- Egyptian power revived during the New Kingdom (c. 1570–1100 BC), and Kush was once more incorporated into ancient Egypt, this time under the New Kingdom and governed by a viceroy.
- Eventually the Egyptians withdrew again and in the early eighth century BC, Kush emerged as an independent kingdom ruled from Napata. The Kushitesin their turn – the so called Black Pharaohs, slowly extended their influence into Egypt culminating in the Twenty-fifth Dynasty and an empire that equalled the size of Egypt at its height. This Nubian empire terminated in the end because of defeat by the much larger Assyrian empire.
- The Kushite court was forced to move south to Meroe near the Sixth Nile Cataract to escape successive Egyptian invasions. For several centuries thereafter, the Meroitic kingdom was able to grow independently of Egypt, though. Egyptian-influenced pharaonic tradition persisted. The rulers erected Nubian pyramids to contain their tombs. However they developed their own, Meroitic alphabet This empire was finally brought to an end when it was conquered by neighbouring kingdom of Axum. (350 AD)
- The three Nubian kingdoms Nobatia, Makuria and Alodia were Christianised in the sixth century.
- The Nile Valley did not undergo formal Islamization until the fourteenth-fifteenth century, following the decline of the Christian kingdoms.
- The kingdoms were succeeded by the Sultanate of Sennar in the early 16th century, which controlled large parts of the Nile Valley and the Eastern Desert, while other kingdoms controlled Darfur and the south.

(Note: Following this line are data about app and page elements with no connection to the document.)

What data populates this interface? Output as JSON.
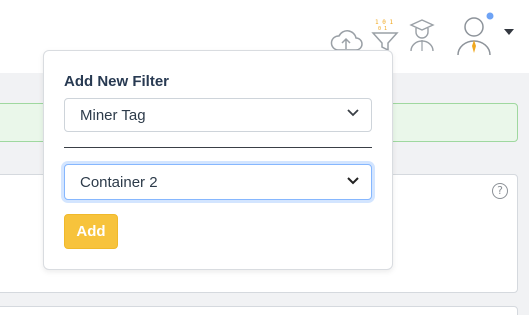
{
  "header": {
    "icons": [
      "cloud-upload-icon",
      "filter-funnel-icon",
      "graduate-icon",
      "user-avatar-icon",
      "caret-down-icon"
    ],
    "notification_dot_color": "#6ea3f5"
  },
  "help": {
    "glyph": "?"
  },
  "popover": {
    "title": "Add New Filter",
    "filter_type": {
      "selected": "Miner Tag"
    },
    "filter_value": {
      "selected": "Container 2"
    },
    "add_label": "Add"
  },
  "colors": {
    "accent_button": "#f7c33c",
    "title_text": "#283a52",
    "alert_bg": "#eaf7ea",
    "alert_border": "#9fd89f",
    "focus_ring": "#86b7fe"
  }
}
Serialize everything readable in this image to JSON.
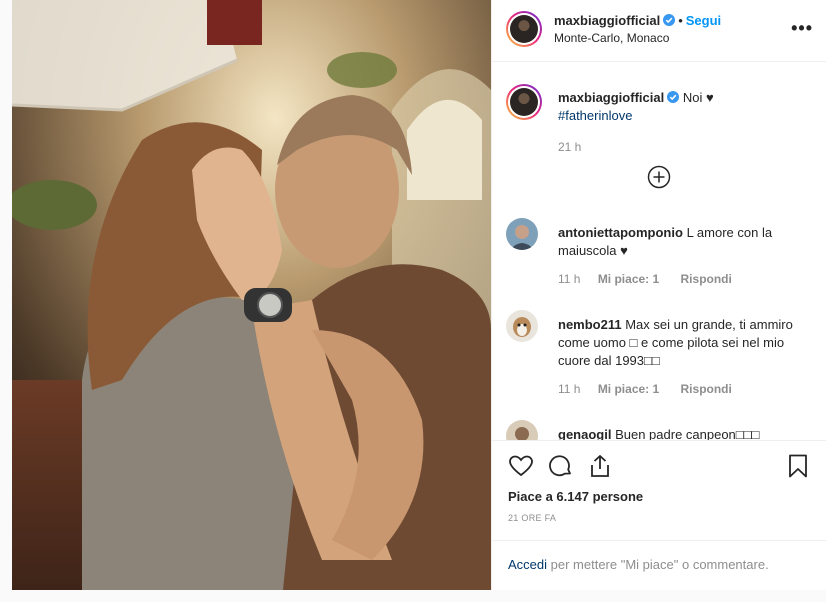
{
  "post": {
    "username": "maxbiaggiofficial",
    "follow_label": "Segui",
    "location": "Monte-Carlo, Monaco",
    "more_label": "•••"
  },
  "caption": {
    "username": "maxbiaggiofficial",
    "text": "Noi ♥",
    "hashtag": "#fatherinlove",
    "time": "21 h"
  },
  "comments": [
    {
      "username": "antoniettapomponio",
      "text": "L amore con la maiuscola ♥",
      "time": "11 h",
      "likes": "Mi piace: 1",
      "reply": "Rispondi"
    },
    {
      "username": "nembo211",
      "text": "Max sei un grande, ti ammiro come uomo □ e come pilota sei nel mio cuore dal 1993□□",
      "time": "11 h",
      "likes": "Mi piace: 1",
      "reply": "Rispondi"
    },
    {
      "username": "genaogil",
      "text": "Buen padre canpeon□□□"
    }
  ],
  "likes_text": "Piace a 6.147 persone",
  "timestamp": "21 ORE FA",
  "login": {
    "link": "Accedi",
    "text": " per mettere \"Mi piace\" o commentare."
  },
  "icons": {
    "verified": "verified-badge-icon",
    "heart": "heart-icon",
    "comment": "comment-icon",
    "share": "share-icon",
    "bookmark": "bookmark-icon",
    "plus": "plus-circle-icon"
  },
  "colors": {
    "accent": "#0095f6",
    "link": "#00376b",
    "muted": "#8e8e8e"
  }
}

- During the 1820s both regions, were seized by Muhammad Ali of Egypt
- An ongoing struggle for independence culminated in the modern Republic of Sudan formed in 1956, inheriting its boundaries from Anglo-Egyptian Sudan, established in 1899. For times predating 1899, usage of the term "Sudan" for the territory of the Republic of Sudan was somewhat anachronistic, and may have referred to the more diffuse concept of the Sudan.

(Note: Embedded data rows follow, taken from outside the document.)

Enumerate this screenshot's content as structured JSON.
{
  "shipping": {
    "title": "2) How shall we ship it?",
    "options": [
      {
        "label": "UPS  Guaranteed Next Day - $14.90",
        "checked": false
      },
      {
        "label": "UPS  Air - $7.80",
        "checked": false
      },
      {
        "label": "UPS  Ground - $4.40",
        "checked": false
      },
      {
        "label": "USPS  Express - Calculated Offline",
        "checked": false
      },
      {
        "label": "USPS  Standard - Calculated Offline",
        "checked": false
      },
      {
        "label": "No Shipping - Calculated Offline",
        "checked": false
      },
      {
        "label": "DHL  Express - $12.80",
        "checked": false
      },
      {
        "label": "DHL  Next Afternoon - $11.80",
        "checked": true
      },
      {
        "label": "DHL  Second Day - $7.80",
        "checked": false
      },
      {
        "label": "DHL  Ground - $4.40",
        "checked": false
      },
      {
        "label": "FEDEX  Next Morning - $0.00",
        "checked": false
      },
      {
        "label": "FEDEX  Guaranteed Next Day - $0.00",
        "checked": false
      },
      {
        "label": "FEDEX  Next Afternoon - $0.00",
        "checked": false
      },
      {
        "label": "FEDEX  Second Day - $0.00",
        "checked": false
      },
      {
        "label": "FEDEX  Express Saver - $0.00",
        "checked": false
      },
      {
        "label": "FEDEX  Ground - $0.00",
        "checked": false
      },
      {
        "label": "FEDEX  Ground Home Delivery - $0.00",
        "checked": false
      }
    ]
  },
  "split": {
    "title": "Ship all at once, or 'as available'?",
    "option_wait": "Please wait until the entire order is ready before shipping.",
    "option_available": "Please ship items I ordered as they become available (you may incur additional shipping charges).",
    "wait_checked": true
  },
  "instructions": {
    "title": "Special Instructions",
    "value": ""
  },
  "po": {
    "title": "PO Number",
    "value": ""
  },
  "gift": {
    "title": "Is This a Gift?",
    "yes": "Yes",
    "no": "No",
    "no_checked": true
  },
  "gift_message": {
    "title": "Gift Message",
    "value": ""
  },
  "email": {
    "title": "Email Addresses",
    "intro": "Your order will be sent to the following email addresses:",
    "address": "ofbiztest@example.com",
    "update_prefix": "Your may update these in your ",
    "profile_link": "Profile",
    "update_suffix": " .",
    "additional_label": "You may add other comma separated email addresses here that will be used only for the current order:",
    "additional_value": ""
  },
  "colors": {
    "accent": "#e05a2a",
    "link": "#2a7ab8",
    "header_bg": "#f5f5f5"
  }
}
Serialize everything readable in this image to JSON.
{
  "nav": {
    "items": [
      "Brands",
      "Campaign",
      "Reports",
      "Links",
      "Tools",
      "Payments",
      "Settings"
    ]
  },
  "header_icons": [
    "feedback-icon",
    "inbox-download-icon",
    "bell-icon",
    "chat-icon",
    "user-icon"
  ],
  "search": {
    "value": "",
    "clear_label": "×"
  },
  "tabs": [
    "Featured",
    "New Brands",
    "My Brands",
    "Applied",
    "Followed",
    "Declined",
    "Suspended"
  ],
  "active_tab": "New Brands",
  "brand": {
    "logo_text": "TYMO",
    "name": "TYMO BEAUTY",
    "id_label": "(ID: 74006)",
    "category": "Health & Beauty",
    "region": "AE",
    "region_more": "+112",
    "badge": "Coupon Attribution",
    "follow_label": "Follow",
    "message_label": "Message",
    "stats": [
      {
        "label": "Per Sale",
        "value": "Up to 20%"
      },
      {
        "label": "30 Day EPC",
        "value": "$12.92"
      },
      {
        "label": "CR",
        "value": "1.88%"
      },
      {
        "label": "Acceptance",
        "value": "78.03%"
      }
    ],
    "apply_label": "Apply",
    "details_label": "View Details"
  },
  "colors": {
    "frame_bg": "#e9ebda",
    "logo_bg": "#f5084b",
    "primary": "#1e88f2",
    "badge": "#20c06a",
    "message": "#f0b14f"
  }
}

- Since its independence in 1956, the history of Sudan has been plagued by internal conflict, leading to the secession of South Sudan on 9 July 2011,
Snippets of Information
- The name Sudan is short for Bilād as-Sudan, which in Arabic means “Land of the Blacks.”
- Sudan was the largest country in Africa prior to the secession of South Sudan in 2011. It is now the third largest, after Algeria and Democratic Republic of the Congo.
- 97% of the Sudan’s population are followers of Islam, and most of them embrace the Sunni form of Islam. The Sudanese base their legal system on Islamic Sharia Law. Women in the Sudan can be whipped in public by police officers for public indecency. Public indecency can entail getting into a car with a man they are not related to, or not dressing conservatively enough. Another legal, judicial punishment is stoning, usually for women for adultery. People can be sentenced to flogging for various crimes. In 2001, 53 Christians in the Sudan were flogged. In the Sudan, crucifixion is legal as a punishment. Alcohol is forbidden. When Sharia law was first enforced in 1983, the whole country’s stock of alcohol was poured into the Nile River.
- The official languages in the Sudan are Arabic and English.
Is Sudan a Poor Country?
46% of people live under the poverty line, however, Sudan is not eligible for sorely needed debt relief, due to still being on the United States list of State Sponsors of Terrorism. Negotiation is ongoing.